5 questions you should be able to answer in an interview
They come up a lot and you should have a great response ready
If you’re preparing for a job interview, you need to consider the types of questions you’ll be facing. Here are five questions you should be able to answer in an interview because there's a good chance you'll encounter them during your job search.
What do you know about our company?
This question is posed to see if you’ve done your homework. And it’s not enough just to glance at the company’s website the night before your interview, says Lauren Milligan of ResuMAYDAY. “Learn about the company owners, mission, competitors, current advertising/promotions, other media mentions, community outreach, sales/how many locations, and business reach.” Being able to talk about the organization beyond the basics shows you’re willing to be invested in it.
Tell me about yourself.
There’s more to this question than meets the eye, Milligan says. “There is always a silent ‘in a way that matters to me’ at the end of this statement. In the first interview, the employer doesn’t so much care about your family and hobbies; they just want to know if you’re qualified to plant butt in their chair.” For this question, have a quick elevator pitch that talks about your high-level skills and your career goals in a way that matches the organization’s goals and culture, she says.
Can you describe a time when you made a wrong decision and how you handled it?
This question requires a real, serious answer, says Mary Nestor-Harper of MJNH Consulting. And “‘I’ve never made a wrong decision’ is the wrong answer.” The interviewer isn’t necessarily looking for a catastrophe -- just a time you misjudged a situation, and everyone has done that before.
“Explain what happened, don’t blame anyone else or the circumstances for your decision,” Nestor-Harper says. “Show how the situation was resolved and what you learned from it that makes you a better employee. This question isn’t so much about what you did, but your ability to take responsibility for your actions, solve problems, and end with a positive result.”
What have you been doing since your last job?

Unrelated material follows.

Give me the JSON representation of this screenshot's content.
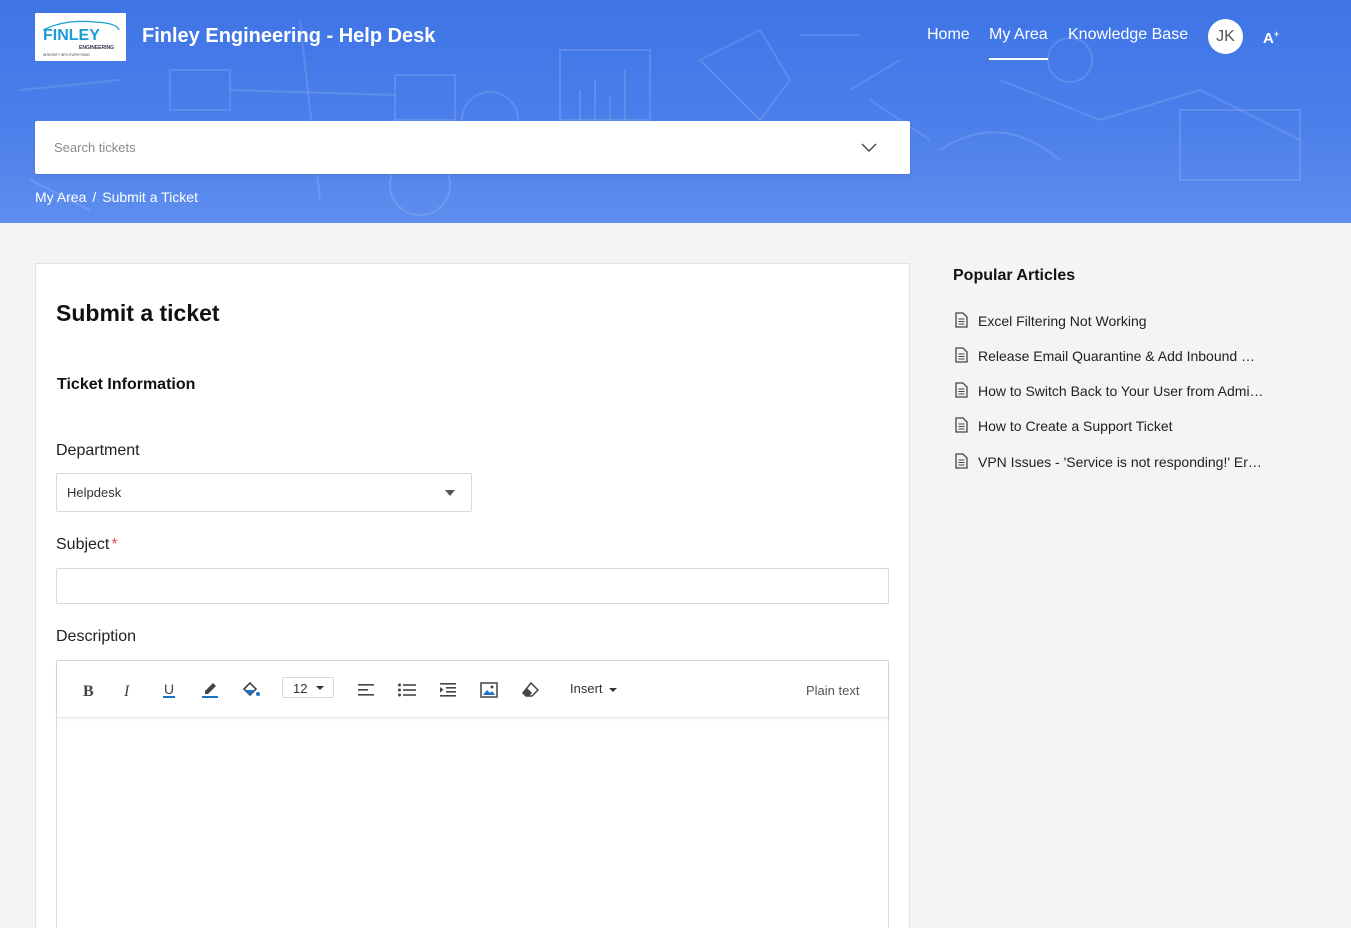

Don’t say “Looking for a job,” cautions Milligan. “Employers want people who are hungry to develop their professional skills and stay current in their industry. Talk about membership in associations, online or classroom coursework, certification programs, mentoring others, volunteering (not at your kid’s school – something within a professional realm).”
What questions do you have for me (the interviewer)?
This is a common way to wrap up the interview, and Nestor-Harper says “I don’t have any” isn’t an acceptable answer. “And this isn’t the time to ask how soon after hire you can take a vacation or get a raise.” Instead, ask questions that show you’ve researched the company and its mission. This shows the interviewer you care about the company and aren’t just looking for a job, she explains. She says some good questions to ask include, “What does it take for someone in this company to be successful? Why did the last person in this position leave? If the interviewer is also the hiring manager, ask what’s most important to him in when hiring someone for the job. This will demonstrate your genuine interest in the position, company and the job itself.”